» What you are asked to do
Number of lines below with the word "icon": state it and write nothing more.

Segment Start: Given records

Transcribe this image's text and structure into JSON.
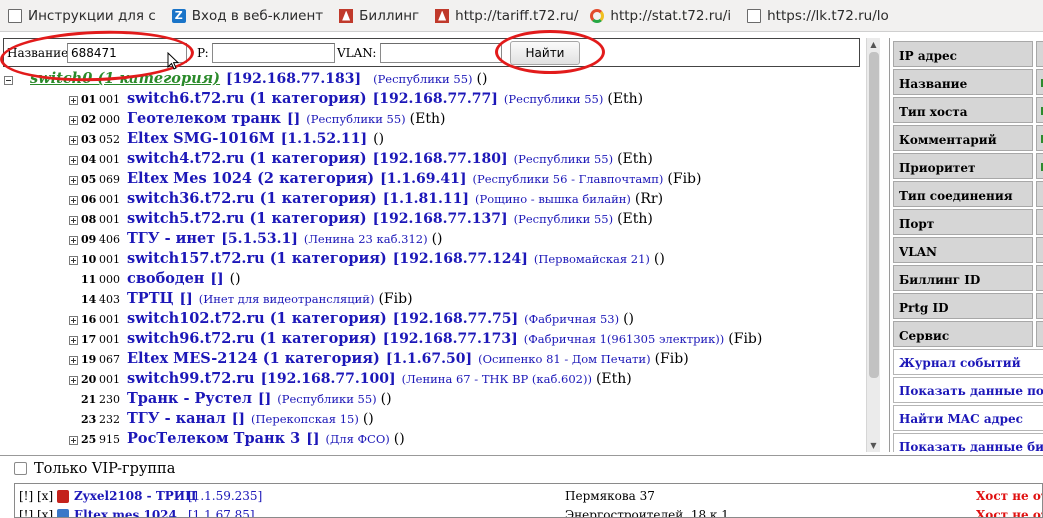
{
  "bookmarks": [
    {
      "label": "Инструкции для с",
      "icon": "doc-icon"
    },
    {
      "label": "Вход в веб-клиент",
      "icon": "zimbra-icon"
    },
    {
      "label": "Биллинг",
      "icon": "billing-icon"
    },
    {
      "label": "http://tariff.t72.ru/",
      "icon": "billing-icon"
    },
    {
      "label": "http://stat.t72.ru/i",
      "icon": "stat-icon"
    },
    {
      "label": "https://lk.t72.ru/lo",
      "icon": "doc-icon"
    }
  ],
  "search": {
    "name_label": "Название:",
    "name_value": "688471",
    "ip_label": "P:",
    "ip_value": "",
    "vlan_label": "VLAN:",
    "vlan_value": "",
    "button": "Найти"
  },
  "tree": {
    "root": {
      "name": "switch0 (1 категория)",
      "ip": "[192.168.77.183]",
      "loc": "(Республики 55)",
      "extra": "()"
    },
    "rows": [
      {
        "num": "01",
        "code": "001",
        "name": "switch6.t72.ru (1 категория)",
        "ip": "[192.168.77.77]",
        "loc": "(Республики 55)",
        "extra": "(Eth)",
        "exp": true
      },
      {
        "num": "02",
        "code": "000",
        "name": "Геотелеком транк",
        "ip": "[]",
        "loc": "(Республики 55)",
        "extra": "(Eth)",
        "exp": true
      },
      {
        "num": "03",
        "code": "052",
        "name": "Eltex SMG-1016M",
        "ip": "[1.1.52.11]",
        "loc": "",
        "extra": "()",
        "exp": true
      },
      {
        "num": "04",
        "code": "001",
        "name": "switch4.t72.ru (1 категория)",
        "ip": "[192.168.77.180]",
        "loc": "(Республики 55)",
        "extra": "(Eth)",
        "exp": true
      },
      {
        "num": "05",
        "code": "069",
        "name": "Eltex Mes 1024 (2 категория)",
        "ip": "[1.1.69.41]",
        "loc": "(Республики 56 - Главпочтамп)",
        "extra": "(Fib)",
        "exp": true
      },
      {
        "num": "06",
        "code": "001",
        "name": "switch36.t72.ru (1 категория)",
        "ip": "[1.1.81.11]",
        "loc": "(Рощино - вышка билайн)",
        "extra": "(Rr)",
        "exp": true
      },
      {
        "num": "08",
        "code": "001",
        "name": "switch5.t72.ru (1 категория)",
        "ip": "[192.168.77.137]",
        "loc": "(Республики 55)",
        "extra": "(Eth)",
        "exp": true
      },
      {
        "num": "09",
        "code": "406",
        "name": "ТГУ - инет",
        "ip": "[5.1.53.1]",
        "loc": "(Ленина 23 каб.312)",
        "extra": "()",
        "exp": true
      },
      {
        "num": "10",
        "code": "001",
        "name": "switch157.t72.ru (1 категория)",
        "ip": "[192.168.77.124]",
        "loc": "(Первомайская 21)",
        "extra": "()",
        "exp": true
      },
      {
        "num": "11",
        "code": "000",
        "name": "свободен",
        "ip": "[]",
        "loc": "",
        "extra": "()",
        "exp": false
      },
      {
        "num": "14",
        "code": "403",
        "name": "ТРТЦ",
        "ip": "[]",
        "loc": "(Инет для видеотрансляций)",
        "extra": "(Fib)",
        "exp": false
      },
      {
        "num": "16",
        "code": "001",
        "name": "switch102.t72.ru (1 категория)",
        "ip": "[192.168.77.75]",
        "loc": "(Фабричная 53)",
        "extra": "()",
        "exp": true
      },
      {
        "num": "17",
        "code": "001",
        "name": "switch96.t72.ru (1 категория)",
        "ip": "[192.168.77.173]",
        "loc": "(Фабричная 1(961305 электрик))",
        "extra": "(Fib)",
        "exp": true
      },
      {
        "num": "19",
        "code": "067",
        "name": "Eltex MES-2124 (1 категория)",
        "ip": "[1.1.67.50]",
        "loc": "(Осипенко 81 - Дом Печати)",
        "extra": "(Fib)",
        "exp": true
      },
      {
        "num": "20",
        "code": "001",
        "name": "switch99.t72.ru",
        "ip": "[192.168.77.100]",
        "loc": "(Ленина 67 - ТНК ВР (каб.602))",
        "extra": "(Eth)",
        "exp": true
      },
      {
        "num": "21",
        "code": "230",
        "name": "Транк - Рустел",
        "ip": "[]",
        "loc": "(Республики 55)",
        "extra": "()",
        "exp": false
      },
      {
        "num": "23",
        "code": "232",
        "name": "ТГУ - канал",
        "ip": "[]",
        "loc": "(Перекопская 15)",
        "extra": "()",
        "exp": false
      },
      {
        "num": "25",
        "code": "915",
        "name": "РосТелеком Транк 3",
        "ip": "[]",
        "loc": "(Для ФСО)",
        "extra": "()",
        "exp": true
      }
    ]
  },
  "props": [
    {
      "label": "IP адрес",
      "val_color": ""
    },
    {
      "label": "Название",
      "val_color": "#2e8b2e"
    },
    {
      "label": "Тип хоста",
      "val_color": "#2e8b2e"
    },
    {
      "label": "Комментарий",
      "val_color": "#2e8b2e"
    },
    {
      "label": "Приоритет",
      "val_color": "#2e8b2e"
    },
    {
      "label": "Тип соединения",
      "val_color": ""
    },
    {
      "label": "Порт",
      "val_color": ""
    },
    {
      "label": "VLAN",
      "val_color": ""
    },
    {
      "label": "Биллинг ID",
      "val_color": ""
    },
    {
      "label": "Prtg ID",
      "val_color": ""
    },
    {
      "label": "Сервис",
      "val_color": ""
    }
  ],
  "actions": [
    "Журнал событий",
    "Показать данные порта",
    "Найти MAC адрес",
    "Показать данные биллин"
  ],
  "vip": {
    "label": "Только VIP-группа"
  },
  "hosts": [
    {
      "flags": "[!] [x]",
      "name": "Zyxel2108 - ТРИЦ",
      "ip": "[1.1.59.235]",
      "addr": "Пермякова 37",
      "status": "Хост не отв",
      "icon": "red"
    },
    {
      "flags": "[!] [x]",
      "name": "Eltex mes 1024",
      "ip": "[1.1.67.85]",
      "addr": "Энергостроителей, 18 к.1",
      "status": "Хост не отв",
      "icon": "blue"
    }
  ]
}
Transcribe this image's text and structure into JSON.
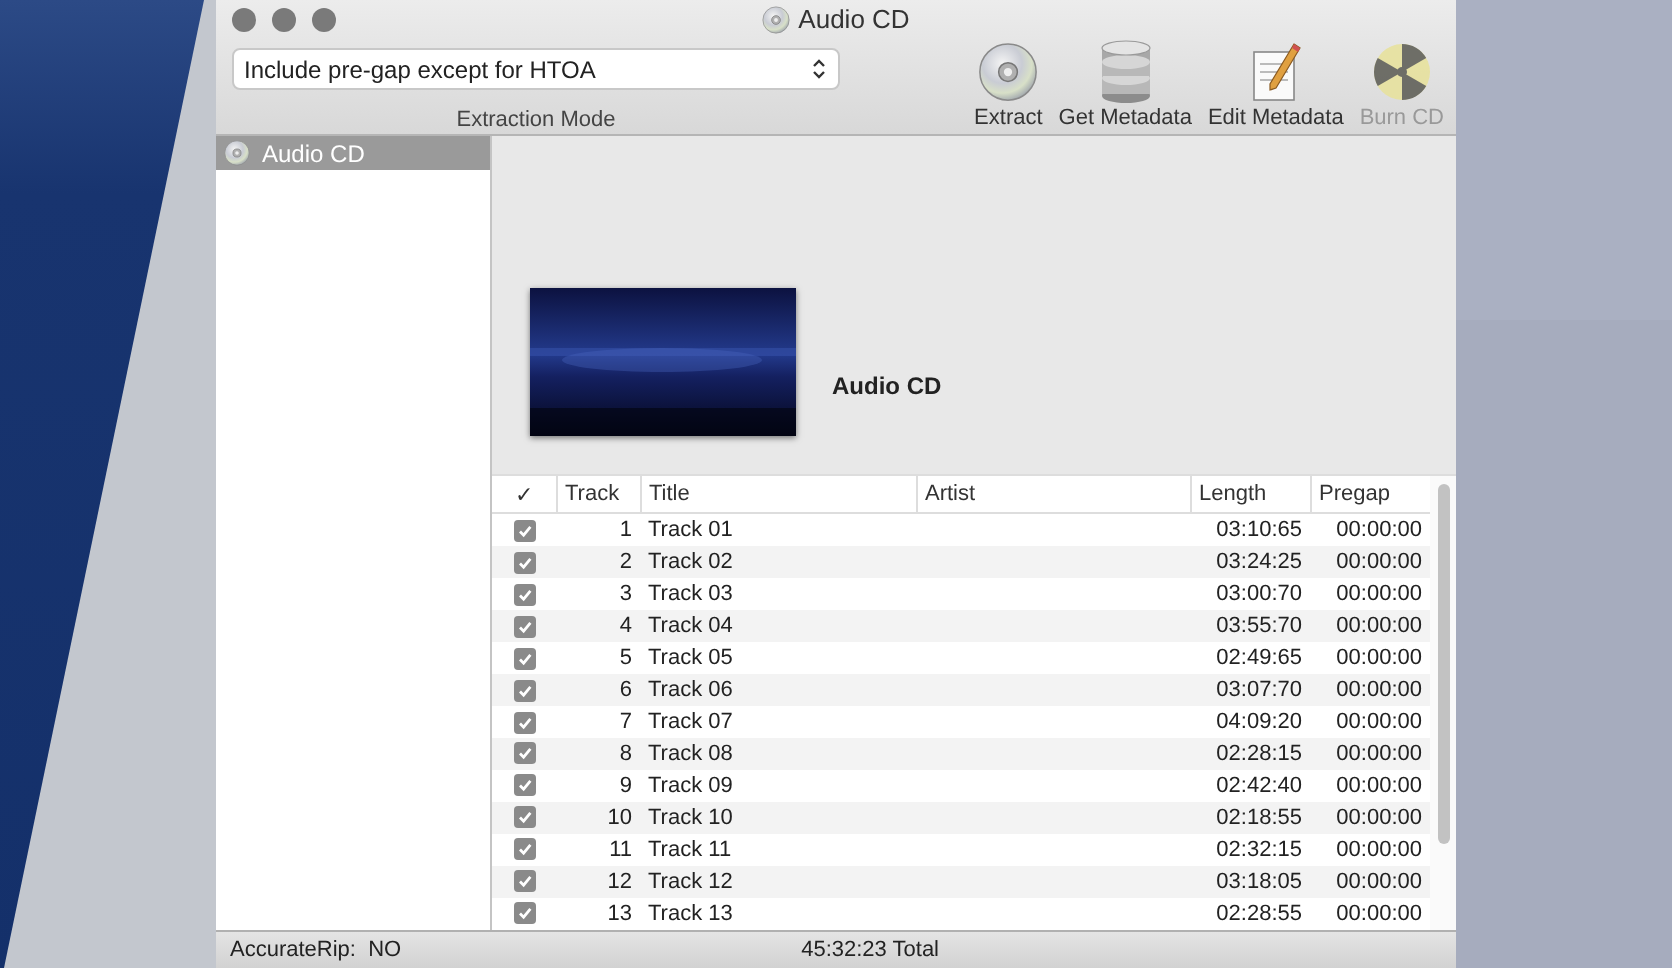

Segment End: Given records

» Output of the task
8